The latest European Patent Office (EPO) Guidelines for Examination have been issued including an important update regarding the recordation of transfers at the EPO. Article 72 EPC states: “An assignment of a European patent application shall be made in writing and shall require the signature of the parties to the contract.”
Transfers of pending European patent applications and granted European patents during the opposition period or during opposition proceedings can be recorded centrally at the EPO. Rule 22 EPC requires the production of documents providing evidence of such a transfer. While technically both parties to an assignment agreement have always been required to execute the assignment document, up to now it has been generally the practice that the EPO would accept assignment documents where only the Assignor’s signature was present as evidence of a transfer, and where the request for the transfer was made by or on behalf of the Assignee.
From 1 November 2016 however, it is necessary that both the Assignor and Assignee execute an assignment document in order for such document to be accepted as evidence of a transfer. It is believed that this change has been made in response to an acknowledgment by the EPO that the practice to date was not consistent with Article 72 EPC.
This will be the practice from 1 November 2016; there is no requirement to resubmit assignments which have been recorded at the EPO prior to this date and which contain only the Assignor’s signature.
However, for an assignment which has been signed by only the assignor and not yet submitted for recordation at the EPO, it will be necessary now for the Assignee to sign the original assignment document, for the Assignee to sign a declaration indicating their acceptance of the transfer, or for both parties to execute a confirmatory assignment attesting to the assignment. Such a declaration or confirmatory assignment can be filed with the original assignment document.

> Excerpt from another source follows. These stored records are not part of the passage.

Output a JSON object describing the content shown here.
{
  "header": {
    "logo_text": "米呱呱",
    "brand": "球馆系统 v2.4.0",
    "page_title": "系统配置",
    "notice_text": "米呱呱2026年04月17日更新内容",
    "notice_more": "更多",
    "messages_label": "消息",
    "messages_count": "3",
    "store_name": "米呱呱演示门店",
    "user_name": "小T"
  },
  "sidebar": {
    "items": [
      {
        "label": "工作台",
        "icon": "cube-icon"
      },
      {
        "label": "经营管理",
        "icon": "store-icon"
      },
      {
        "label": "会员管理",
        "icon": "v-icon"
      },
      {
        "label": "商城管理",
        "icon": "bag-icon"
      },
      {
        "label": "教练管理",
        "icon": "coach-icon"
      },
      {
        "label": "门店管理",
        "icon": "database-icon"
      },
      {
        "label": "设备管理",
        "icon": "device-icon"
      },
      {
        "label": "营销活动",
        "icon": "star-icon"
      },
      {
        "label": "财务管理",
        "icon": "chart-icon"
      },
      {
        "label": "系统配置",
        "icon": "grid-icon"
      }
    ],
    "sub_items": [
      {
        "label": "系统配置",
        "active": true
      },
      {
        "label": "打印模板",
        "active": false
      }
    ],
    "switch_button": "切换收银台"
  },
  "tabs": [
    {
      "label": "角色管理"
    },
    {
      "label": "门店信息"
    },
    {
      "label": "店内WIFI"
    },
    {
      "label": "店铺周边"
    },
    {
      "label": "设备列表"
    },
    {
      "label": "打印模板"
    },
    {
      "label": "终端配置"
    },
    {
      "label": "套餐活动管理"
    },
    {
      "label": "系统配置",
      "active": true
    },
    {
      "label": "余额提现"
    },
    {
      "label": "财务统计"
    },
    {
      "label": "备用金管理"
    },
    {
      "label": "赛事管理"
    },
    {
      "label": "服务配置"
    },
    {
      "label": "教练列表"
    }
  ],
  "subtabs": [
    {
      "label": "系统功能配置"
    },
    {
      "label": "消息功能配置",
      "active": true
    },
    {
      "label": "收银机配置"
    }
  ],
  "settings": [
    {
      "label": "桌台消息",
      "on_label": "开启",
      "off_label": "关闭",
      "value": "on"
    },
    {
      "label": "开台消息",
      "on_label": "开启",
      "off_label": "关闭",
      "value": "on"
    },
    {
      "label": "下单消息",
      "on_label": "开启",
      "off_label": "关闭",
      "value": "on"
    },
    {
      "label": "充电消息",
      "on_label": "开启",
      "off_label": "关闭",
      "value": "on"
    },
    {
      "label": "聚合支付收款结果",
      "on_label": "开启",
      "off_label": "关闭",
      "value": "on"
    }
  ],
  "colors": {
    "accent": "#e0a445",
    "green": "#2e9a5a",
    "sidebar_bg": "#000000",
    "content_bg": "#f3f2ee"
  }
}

It is also important to note that the titles of the signatories of the assignment must be indicated on the assignment document. Thus, not only is it a requirement that both the Assignor and Assignee sign the assignment document, but also that the specific titles of the signatories are present. A generic phrase such as “authorised representative” will not be accepted as sufficient by the EPO. The absence of the titles of the signatories thus also constitutes a deficiency which needs to be rectified in order for the assignment document to be fully compliant with the requirements of the EPO. The signatories of an assignment document must also be authorised to do so by the company of either the Assignor or the Assignee.
It is also important to note that these guideline changes only apply to transfers of pending European applications or granted European patents during the opposition period or during opposition proceedings. Thus, the updated requirements would not apply to an assignment of a priority application in a jurisdiction, such as the US, completed before the filing of any related European application. The validity of such an assignment would be governed by the jurisdiction in which the assignment was executed or the laws governing the assignment. Thus, such an assignment, if validly executed, could be accepted as evidence of a transfer of the related European application.